Task input:
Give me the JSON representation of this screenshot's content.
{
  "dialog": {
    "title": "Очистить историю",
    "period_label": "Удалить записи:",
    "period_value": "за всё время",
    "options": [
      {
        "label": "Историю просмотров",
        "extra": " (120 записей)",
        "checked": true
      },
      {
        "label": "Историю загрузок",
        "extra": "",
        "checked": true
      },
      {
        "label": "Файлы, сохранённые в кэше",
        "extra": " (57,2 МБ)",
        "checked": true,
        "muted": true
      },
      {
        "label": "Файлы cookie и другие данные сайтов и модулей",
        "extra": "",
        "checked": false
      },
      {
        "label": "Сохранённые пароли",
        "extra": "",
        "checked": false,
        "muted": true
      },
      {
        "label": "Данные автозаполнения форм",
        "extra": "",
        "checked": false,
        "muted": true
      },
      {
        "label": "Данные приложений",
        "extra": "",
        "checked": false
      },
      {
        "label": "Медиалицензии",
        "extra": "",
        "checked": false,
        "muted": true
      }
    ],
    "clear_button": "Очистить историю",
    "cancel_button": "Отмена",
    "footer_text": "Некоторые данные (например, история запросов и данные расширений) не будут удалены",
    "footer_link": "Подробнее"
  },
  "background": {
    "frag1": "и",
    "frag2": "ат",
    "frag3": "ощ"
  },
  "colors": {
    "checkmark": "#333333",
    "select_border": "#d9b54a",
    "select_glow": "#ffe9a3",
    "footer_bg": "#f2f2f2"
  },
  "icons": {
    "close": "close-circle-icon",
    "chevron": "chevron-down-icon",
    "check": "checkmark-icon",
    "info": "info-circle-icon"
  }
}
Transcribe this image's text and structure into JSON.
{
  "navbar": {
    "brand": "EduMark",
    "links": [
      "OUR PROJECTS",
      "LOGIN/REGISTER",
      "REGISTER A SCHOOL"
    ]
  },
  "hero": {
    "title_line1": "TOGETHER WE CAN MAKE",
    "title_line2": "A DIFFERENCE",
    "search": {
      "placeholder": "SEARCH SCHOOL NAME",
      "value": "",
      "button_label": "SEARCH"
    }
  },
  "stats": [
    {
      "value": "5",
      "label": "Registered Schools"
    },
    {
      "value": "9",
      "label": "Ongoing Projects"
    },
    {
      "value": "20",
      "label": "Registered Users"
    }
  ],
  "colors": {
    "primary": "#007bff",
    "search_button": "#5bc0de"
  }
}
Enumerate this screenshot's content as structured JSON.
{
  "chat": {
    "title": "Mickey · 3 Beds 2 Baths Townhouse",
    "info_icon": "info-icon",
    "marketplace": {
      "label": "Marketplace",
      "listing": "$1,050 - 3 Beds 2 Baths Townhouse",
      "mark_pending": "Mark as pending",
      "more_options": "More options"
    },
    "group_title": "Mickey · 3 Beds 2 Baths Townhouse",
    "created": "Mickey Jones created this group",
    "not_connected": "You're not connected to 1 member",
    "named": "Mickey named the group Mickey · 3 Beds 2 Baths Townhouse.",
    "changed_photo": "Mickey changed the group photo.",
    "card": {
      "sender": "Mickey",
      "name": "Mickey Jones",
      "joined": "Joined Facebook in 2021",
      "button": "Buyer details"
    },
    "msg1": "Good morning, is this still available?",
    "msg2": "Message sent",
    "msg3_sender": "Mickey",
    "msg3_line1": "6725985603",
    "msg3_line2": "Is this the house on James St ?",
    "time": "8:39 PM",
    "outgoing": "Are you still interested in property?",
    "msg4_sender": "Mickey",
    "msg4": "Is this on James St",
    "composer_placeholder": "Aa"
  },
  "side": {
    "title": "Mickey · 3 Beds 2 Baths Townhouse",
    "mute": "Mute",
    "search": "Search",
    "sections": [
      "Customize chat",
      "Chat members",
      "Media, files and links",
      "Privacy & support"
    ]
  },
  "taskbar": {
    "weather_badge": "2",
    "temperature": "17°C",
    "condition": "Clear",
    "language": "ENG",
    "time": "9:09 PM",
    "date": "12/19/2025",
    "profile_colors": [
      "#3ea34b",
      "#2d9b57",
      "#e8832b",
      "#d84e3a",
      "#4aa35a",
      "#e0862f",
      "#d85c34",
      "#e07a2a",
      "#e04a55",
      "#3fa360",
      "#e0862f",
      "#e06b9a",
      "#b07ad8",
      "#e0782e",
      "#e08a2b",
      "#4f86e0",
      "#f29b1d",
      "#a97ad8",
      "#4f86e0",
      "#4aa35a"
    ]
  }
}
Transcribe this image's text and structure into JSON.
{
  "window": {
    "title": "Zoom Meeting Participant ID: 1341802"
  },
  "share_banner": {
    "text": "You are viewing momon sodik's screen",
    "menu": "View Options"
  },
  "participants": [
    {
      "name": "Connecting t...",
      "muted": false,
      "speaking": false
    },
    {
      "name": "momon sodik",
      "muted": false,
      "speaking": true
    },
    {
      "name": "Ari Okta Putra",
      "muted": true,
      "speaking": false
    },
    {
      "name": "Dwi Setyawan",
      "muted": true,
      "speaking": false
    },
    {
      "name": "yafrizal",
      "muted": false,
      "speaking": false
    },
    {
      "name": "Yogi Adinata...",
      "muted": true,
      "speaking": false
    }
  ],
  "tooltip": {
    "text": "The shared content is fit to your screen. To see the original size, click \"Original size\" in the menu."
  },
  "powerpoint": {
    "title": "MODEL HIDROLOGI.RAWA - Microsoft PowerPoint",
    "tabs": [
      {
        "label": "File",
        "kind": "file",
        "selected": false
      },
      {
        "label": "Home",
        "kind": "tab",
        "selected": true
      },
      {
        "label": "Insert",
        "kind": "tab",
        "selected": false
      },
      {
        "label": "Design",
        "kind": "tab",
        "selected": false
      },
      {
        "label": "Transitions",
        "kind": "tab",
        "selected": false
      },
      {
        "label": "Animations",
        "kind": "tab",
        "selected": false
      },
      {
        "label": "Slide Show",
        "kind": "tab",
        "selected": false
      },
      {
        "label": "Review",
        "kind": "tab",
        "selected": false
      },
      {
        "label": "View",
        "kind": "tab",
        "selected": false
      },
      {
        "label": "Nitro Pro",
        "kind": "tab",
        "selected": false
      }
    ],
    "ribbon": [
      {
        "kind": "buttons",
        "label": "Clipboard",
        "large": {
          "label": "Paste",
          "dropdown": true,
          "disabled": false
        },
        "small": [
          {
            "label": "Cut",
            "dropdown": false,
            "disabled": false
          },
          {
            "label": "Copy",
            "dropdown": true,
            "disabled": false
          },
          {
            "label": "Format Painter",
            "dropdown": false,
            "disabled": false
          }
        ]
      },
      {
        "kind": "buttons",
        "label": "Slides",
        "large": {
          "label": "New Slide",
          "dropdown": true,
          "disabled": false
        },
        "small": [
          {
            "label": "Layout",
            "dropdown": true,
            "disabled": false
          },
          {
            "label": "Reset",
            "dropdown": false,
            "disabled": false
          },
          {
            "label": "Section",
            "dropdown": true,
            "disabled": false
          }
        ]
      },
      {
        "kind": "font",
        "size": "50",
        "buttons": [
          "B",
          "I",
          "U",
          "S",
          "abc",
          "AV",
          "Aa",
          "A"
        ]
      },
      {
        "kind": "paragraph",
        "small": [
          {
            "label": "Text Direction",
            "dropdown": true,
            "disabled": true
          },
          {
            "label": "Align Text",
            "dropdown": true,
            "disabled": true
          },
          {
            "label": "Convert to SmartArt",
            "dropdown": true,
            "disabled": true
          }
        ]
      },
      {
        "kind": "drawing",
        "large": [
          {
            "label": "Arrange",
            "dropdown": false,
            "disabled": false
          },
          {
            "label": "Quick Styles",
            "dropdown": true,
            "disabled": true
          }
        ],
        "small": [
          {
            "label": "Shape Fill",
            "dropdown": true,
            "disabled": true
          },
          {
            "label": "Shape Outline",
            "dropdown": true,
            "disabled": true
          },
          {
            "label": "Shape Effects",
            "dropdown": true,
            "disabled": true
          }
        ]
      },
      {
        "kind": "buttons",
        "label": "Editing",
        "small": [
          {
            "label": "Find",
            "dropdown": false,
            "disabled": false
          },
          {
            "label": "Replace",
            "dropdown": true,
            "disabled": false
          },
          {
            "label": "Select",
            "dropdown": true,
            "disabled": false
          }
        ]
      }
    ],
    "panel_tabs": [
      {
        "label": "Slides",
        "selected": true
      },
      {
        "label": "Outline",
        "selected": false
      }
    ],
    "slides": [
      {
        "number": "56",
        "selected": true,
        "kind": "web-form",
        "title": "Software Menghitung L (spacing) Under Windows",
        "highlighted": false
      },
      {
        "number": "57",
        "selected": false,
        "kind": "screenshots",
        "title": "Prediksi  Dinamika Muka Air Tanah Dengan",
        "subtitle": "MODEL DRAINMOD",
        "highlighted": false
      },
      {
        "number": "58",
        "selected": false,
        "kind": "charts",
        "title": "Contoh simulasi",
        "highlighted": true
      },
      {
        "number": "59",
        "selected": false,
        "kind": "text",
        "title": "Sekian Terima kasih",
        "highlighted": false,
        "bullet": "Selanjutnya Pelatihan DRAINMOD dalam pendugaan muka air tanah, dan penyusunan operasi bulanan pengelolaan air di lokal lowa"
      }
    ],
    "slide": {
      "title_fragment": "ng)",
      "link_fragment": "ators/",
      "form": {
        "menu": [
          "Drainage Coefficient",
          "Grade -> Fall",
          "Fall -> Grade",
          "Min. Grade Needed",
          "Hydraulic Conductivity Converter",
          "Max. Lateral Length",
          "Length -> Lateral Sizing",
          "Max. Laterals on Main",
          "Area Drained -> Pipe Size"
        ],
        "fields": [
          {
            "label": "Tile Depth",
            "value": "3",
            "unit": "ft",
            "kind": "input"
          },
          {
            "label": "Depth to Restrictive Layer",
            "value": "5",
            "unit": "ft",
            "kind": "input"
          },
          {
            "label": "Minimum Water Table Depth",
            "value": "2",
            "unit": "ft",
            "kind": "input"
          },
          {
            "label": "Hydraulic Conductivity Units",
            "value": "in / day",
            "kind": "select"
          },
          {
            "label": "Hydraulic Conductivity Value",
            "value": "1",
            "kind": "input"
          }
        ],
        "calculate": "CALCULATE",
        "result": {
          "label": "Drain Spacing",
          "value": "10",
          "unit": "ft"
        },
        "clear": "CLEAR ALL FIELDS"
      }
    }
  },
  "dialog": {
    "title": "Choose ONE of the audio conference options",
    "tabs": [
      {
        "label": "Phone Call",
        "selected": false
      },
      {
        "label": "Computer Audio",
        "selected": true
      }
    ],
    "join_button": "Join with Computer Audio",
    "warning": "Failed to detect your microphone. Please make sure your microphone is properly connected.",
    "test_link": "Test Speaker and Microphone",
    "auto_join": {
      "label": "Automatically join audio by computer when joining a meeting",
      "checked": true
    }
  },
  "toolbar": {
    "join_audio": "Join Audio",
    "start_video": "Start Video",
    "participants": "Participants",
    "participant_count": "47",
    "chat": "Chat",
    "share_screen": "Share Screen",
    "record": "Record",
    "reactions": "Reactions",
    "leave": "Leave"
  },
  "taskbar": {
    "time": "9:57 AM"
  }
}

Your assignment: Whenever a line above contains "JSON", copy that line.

Output for this task:
Give me the JSON representation of this screenshot's content.
Transcribe this image's text and structure into JSON.
Enumerate this screenshot's content as structured JSON.
Transcribe this image's text and structure into JSON.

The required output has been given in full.